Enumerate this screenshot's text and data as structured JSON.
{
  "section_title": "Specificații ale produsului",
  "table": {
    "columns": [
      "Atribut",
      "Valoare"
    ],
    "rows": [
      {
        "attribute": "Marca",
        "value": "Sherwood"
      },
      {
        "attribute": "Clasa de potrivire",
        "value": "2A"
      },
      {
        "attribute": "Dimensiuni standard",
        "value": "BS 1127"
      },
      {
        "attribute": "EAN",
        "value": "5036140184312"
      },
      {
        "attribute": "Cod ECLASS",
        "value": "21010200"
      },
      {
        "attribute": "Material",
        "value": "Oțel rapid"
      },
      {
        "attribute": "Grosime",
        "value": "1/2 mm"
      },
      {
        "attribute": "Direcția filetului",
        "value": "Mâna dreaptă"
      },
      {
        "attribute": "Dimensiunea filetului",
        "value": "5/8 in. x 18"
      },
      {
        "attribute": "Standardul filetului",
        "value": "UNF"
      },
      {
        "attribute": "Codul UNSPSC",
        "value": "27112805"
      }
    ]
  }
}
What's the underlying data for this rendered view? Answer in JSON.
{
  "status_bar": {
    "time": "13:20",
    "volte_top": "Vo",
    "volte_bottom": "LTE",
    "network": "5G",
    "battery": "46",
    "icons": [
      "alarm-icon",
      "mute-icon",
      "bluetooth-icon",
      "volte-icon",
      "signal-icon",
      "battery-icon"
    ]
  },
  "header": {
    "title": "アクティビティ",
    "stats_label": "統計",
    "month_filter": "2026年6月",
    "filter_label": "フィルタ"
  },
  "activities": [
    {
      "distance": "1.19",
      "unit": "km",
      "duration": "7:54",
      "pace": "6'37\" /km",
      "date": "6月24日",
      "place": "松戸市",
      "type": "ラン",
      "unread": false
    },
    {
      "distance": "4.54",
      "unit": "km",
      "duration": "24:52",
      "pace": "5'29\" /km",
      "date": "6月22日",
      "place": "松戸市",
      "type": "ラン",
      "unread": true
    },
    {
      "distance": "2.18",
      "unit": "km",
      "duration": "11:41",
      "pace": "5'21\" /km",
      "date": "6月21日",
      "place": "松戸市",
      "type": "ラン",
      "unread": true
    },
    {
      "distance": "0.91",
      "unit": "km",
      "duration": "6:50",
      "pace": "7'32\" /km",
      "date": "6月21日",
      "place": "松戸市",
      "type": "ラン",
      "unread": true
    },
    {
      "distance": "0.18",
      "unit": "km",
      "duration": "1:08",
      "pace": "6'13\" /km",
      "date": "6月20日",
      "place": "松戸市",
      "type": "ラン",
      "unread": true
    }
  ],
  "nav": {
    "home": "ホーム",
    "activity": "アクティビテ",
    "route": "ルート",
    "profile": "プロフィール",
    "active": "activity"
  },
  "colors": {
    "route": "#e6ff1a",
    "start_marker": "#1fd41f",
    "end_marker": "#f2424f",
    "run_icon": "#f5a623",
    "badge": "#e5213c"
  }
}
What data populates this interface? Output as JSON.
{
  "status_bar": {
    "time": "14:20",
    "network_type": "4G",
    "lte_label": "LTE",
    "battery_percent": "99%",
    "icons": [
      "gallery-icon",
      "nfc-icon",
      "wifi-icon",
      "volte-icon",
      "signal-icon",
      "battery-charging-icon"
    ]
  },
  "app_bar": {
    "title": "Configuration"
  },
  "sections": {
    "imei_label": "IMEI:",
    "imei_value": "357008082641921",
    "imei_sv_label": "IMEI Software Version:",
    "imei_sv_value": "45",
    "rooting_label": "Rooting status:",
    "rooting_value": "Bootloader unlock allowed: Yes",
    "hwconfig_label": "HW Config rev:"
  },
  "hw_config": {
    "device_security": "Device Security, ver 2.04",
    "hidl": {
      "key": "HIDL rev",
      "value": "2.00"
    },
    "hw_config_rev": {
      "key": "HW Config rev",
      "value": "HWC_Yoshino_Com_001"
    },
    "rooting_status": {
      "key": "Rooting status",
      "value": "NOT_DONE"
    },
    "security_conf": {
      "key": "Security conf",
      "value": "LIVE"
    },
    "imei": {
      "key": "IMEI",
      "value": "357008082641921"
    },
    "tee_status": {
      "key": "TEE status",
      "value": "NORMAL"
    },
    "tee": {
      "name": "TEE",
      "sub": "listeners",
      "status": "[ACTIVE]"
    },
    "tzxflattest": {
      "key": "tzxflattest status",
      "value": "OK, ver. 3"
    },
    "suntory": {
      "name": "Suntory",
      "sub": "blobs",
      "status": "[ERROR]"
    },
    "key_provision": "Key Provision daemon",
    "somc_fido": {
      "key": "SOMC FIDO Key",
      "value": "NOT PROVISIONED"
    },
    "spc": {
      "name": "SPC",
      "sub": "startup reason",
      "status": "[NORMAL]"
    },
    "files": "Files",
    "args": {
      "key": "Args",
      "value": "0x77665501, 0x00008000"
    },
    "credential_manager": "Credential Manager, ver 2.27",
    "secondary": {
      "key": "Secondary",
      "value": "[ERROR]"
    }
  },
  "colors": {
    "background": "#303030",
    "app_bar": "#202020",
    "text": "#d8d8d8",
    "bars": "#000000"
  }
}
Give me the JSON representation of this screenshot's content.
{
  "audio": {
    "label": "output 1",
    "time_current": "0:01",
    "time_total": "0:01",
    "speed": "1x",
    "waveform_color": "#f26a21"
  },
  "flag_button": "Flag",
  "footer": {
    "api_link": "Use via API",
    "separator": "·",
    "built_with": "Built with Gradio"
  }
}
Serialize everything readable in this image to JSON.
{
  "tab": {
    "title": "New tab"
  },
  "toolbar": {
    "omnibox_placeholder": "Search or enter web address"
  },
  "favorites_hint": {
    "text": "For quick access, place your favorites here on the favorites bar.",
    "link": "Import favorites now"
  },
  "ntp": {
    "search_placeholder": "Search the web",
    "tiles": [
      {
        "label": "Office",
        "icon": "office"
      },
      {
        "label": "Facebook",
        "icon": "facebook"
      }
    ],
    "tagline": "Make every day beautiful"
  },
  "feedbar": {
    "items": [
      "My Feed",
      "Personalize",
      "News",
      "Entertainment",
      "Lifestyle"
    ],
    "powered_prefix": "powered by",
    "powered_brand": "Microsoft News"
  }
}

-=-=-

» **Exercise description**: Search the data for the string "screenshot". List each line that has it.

» **Answer below**:
Enumerate this screenshot's text and data as structured JSON.
Give me the JSON representation of this screenshot's content.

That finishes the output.